Nachi Falls.
Nachi Falls. | © Big Ben in Japan / Flickr
Photo of Brooke Larsen
Osaka Hub Writer25 June 2018

Japan is known for its urban sprawl and high technology, but with its many forests and mountain ranges it’s also a hiker’s paradise. Some of the best hikes in the nation are accessible just outside of the biggest cities, including Kyoto, Osaka, and Nara. Check out our list of the best hikes in Kansai, all of which can be done in a day from most of the region’s major downtown areas.

Kumano Kodo

The Kumano Kodo ancient road is one of two pilgrimage routes in the world to receive the title of World Heritage Site. There are actually multiple, interconnected hiking trails making up this trek stretching from Mie to Nara to Wakayama. To hike the entire road would take days, so most people break it up into one or two-day treks. Highlights include hiking to the top of venerated temple town Koyasan, visiting picturesque Nachi Falls, and soaking in natural hot springs at Yunomine.

Blue skies and green hills on the Kumano Kodo old road. | © Brooke Larsen / Culture Trip contributor

Abandoned Fukuchiyama Railway

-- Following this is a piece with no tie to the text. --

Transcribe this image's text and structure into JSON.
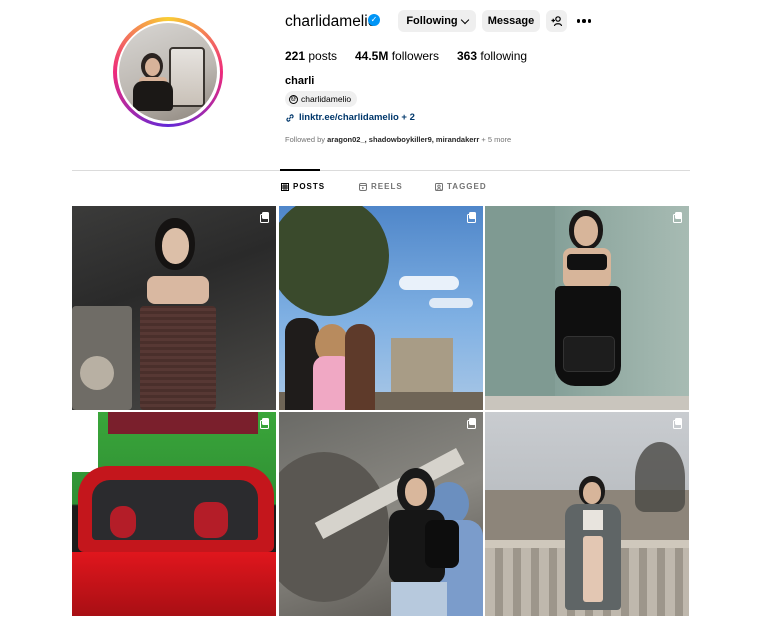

This unique trek takes you on the route of a former train line that went from Namaze and Takedao Stations in Hyogo, just outside of Osaka. The former tracks are still somewhat exposed but overgrown and the once busy tunnels are now dark and dank, so be sure to wear proper footwear and bring a torch. Otherwise, the hike is quite simple and pleasant and a fascinating alternative to the average trail.

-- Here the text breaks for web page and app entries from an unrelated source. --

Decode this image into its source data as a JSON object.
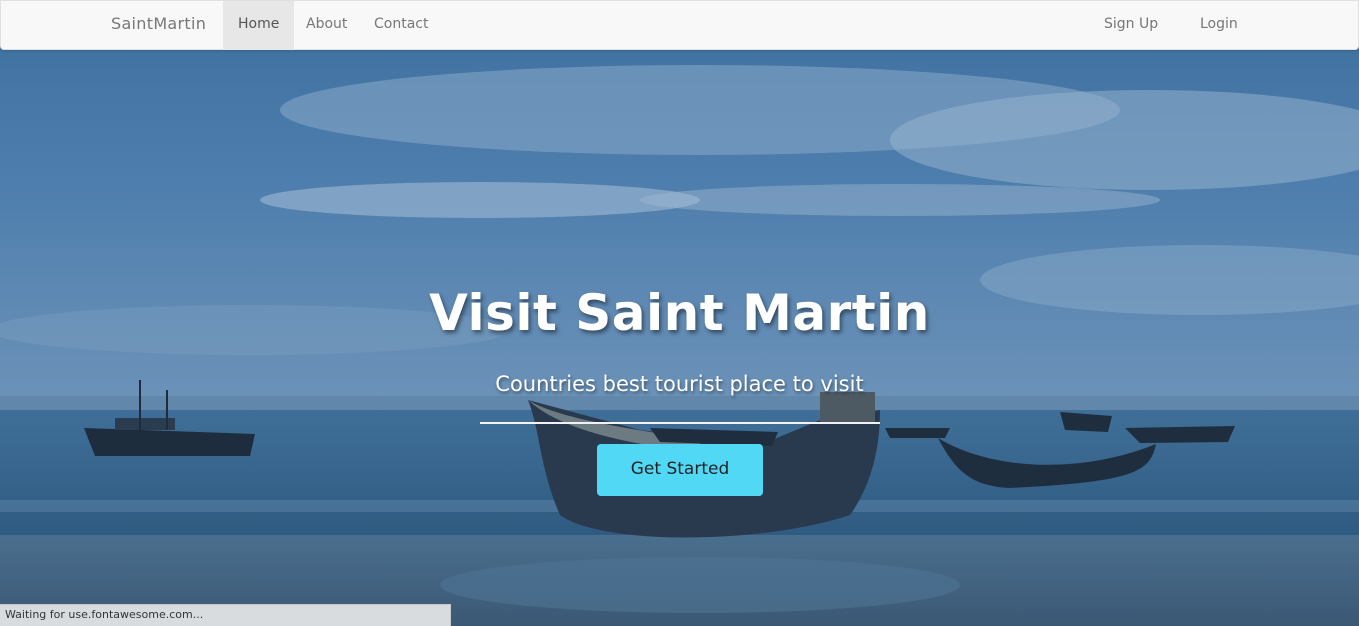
{
  "navbar": {
    "brand": "SaintMartin",
    "links": [
      {
        "label": "Home",
        "active": true
      },
      {
        "label": "About",
        "active": false
      },
      {
        "label": "Contact",
        "active": false
      }
    ],
    "right_links": [
      {
        "label": "Sign Up"
      },
      {
        "label": "Login"
      }
    ]
  },
  "hero": {
    "title": "Visit Saint Martin",
    "subtitle": "Countries best tourist place to visit",
    "cta_label": "Get Started"
  },
  "status_bar": {
    "text": "Waiting for use.fontawesome.com..."
  },
  "colors": {
    "cta": "#50d8f5",
    "navbar_bg": "#f8f8f8",
    "nav_text": "#777777"
  }
}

A discontinued tunnel on the Fukuchiyama trail. | © Kentaro Ohkouchi / WikiCommons

Mount Atago

Mt. Atago is the highest peak in Kyoto and a local holy site. At the top of the peak is Atago Shrine, the home of an annual festival of good luck on July 31. This hike takes about five hours to complete. It starts with stairs upon stairs upon stairs and takes hikers through the shrine and down through stately woods and abandoned buildings. Take a Kyoto bus from Hankyu Arashiyama Station to Kiyotoki to the trailhead.

Mount Kongo

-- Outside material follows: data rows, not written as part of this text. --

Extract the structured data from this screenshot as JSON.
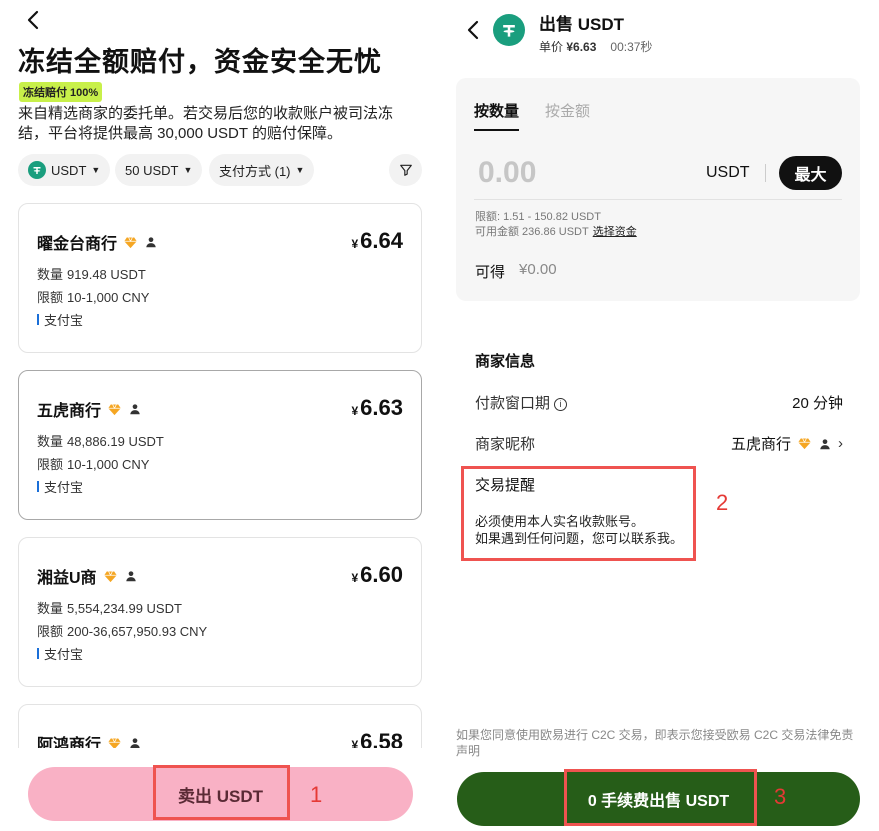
{
  "left": {
    "hero_title": "冻结全额赔付，资金安全无忧",
    "badge": "冻结赔付 100%",
    "description": "来自精选商家的委托单。若交易后您的收款账户被司法冻结，平台将提供最高 30,000 USDT 的赔付保障。",
    "filters": {
      "coin": "USDT",
      "amount": "50 USDT",
      "payment": "支付方式 (1)"
    },
    "quantity_label": "数量",
    "limit_label": "限额",
    "currency_symbol": "¥",
    "offers": [
      {
        "merchant": "曜金台商行",
        "price": "6.64",
        "quantity": "919.48 USDT",
        "limit": "10-1,000 CNY",
        "payment": "支付宝"
      },
      {
        "merchant": "五虎商行",
        "price": "6.63",
        "quantity": "48,886.19 USDT",
        "limit": "10-1,000 CNY",
        "payment": "支付宝"
      },
      {
        "merchant": "湘益U商",
        "price": "6.60",
        "quantity": "5,554,234.99 USDT",
        "limit": "200-36,657,950.93 CNY",
        "payment": "支付宝"
      },
      {
        "merchant": "阿鸿商行",
        "price": "6.58",
        "quantity": "",
        "limit": "",
        "payment": ""
      }
    ],
    "sell_button": "卖出 USDT",
    "annotation": "1"
  },
  "right": {
    "title": "出售 USDT",
    "unit_price_label": "单价",
    "unit_price": "¥6.63",
    "timer": "00:37秒",
    "tabs": [
      "按数量",
      "按金额"
    ],
    "amount_value": "0.00",
    "amount_currency": "USDT",
    "max_button": "最大",
    "limit_text": "限额: 1.51 - 150.82 USDT",
    "available_text": "可用金额 236.86 USDT",
    "select_funds": "选择资金",
    "receive_label": "可得",
    "receive_value": "¥0.00",
    "merchant_info_title": "商家信息",
    "payment_window_label": "付款窗口期",
    "payment_window_value": "20 分钟",
    "nickname_label": "商家昵称",
    "nickname_value": "五虎商行",
    "reminder_title": "交易提醒",
    "reminder_line1": "必须使用本人实名收款账号。",
    "reminder_line2": "如果遇到任何问题，您可以联系我。",
    "disclaimer": "如果您同意使用欧易进行 C2C 交易，即表示您接受欧易 C2C 交易法律免责声明",
    "sell_button": "0 手续费出售 USDT",
    "annotation_2": "2",
    "annotation_3": "3"
  },
  "colors": {
    "accent_green": "#265d18",
    "pink_button": "#f9b1c5",
    "badge_green": "#c8f04a",
    "annotation_red": "#ef5350",
    "tether": "#1a9e7e",
    "diamond": "#f5a623"
  }
}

Osaka’s tallest mountain is a place of significant beauty and historical importance. As the birthplace of Shugendo, a native religion, and the site of a 1330 battle, it is yet another of the region’s revered peaks. Many people enjoy hiking up this mountain in the winter months, as it offers a rare chance to see snow in Osaka, but it’s a fine hike at any time of year. At the top of the mountain are holy sites, a museum, and a campsite. From Namba Station take the Nankai Line to Kitauchi Station.

Mount Kongo in winter. | © KENPEI / WikiCommons

Mount Ikoma

Located between Osaka and Nara, Mt. Ikoma is a sacred spot that offers panoramic views of both cities. Long worshiped and revered, the mountain is home to many forest shrines and temples located along the hiking path. The hike includes a number of steep inclines and takes about four or five hours to complete, though it can be shortened by taking a cute cable car down from the theme park located at the top. Start the hike at Shin-Isikiri Station and head towards the shrine of the same name to find the trail, which starts on a road famous for fortune telling.

Mt. Ikoma. | © Brooke Larsen / Culture Trip contributor

Rokko Gaaden

Mt. Rokko, located near Kobe, is an exciting destination that features more than just nature; the summit has been designed to act as an attraction on its own. Start at Hankyu Ashiyagawa Station for a challenging but feasible day hike that starts rough but levels out for the remainder of the trek. It should take about four or five hours to get to the top where a petting zoo, a botanical garden, 360-degree views of Kobe and Osaka, and more can be enjoyed. From there, hikers have a few options – take a cable car down the mountain, continue the hike to Mt. Maya or Takurazuka, or the highly recommended walk to Arima Onsen, one of the best hot springs towns in the country.

Kisen Alps

These mountains on the border of Osaka and Wakayama Prefectures provide a journey through unspoiled flora and fauna and views of Osaka, Kansai Airport, and the Pacific Ocean from various peaks. Though the hike itself is easy, much of the trail is wild and unmaintained, so hikers should prepare accordingly with proper hiking clothes and shoes, and proceed with caution if hiking after recent rain. There are plenty of places to relax and enjoy the views from the rolling peaks, so bring some snacks and enjoy the scenery at a leisurely pace. From Tennoji station take the JR Wakayama line to Yamanakadani Station.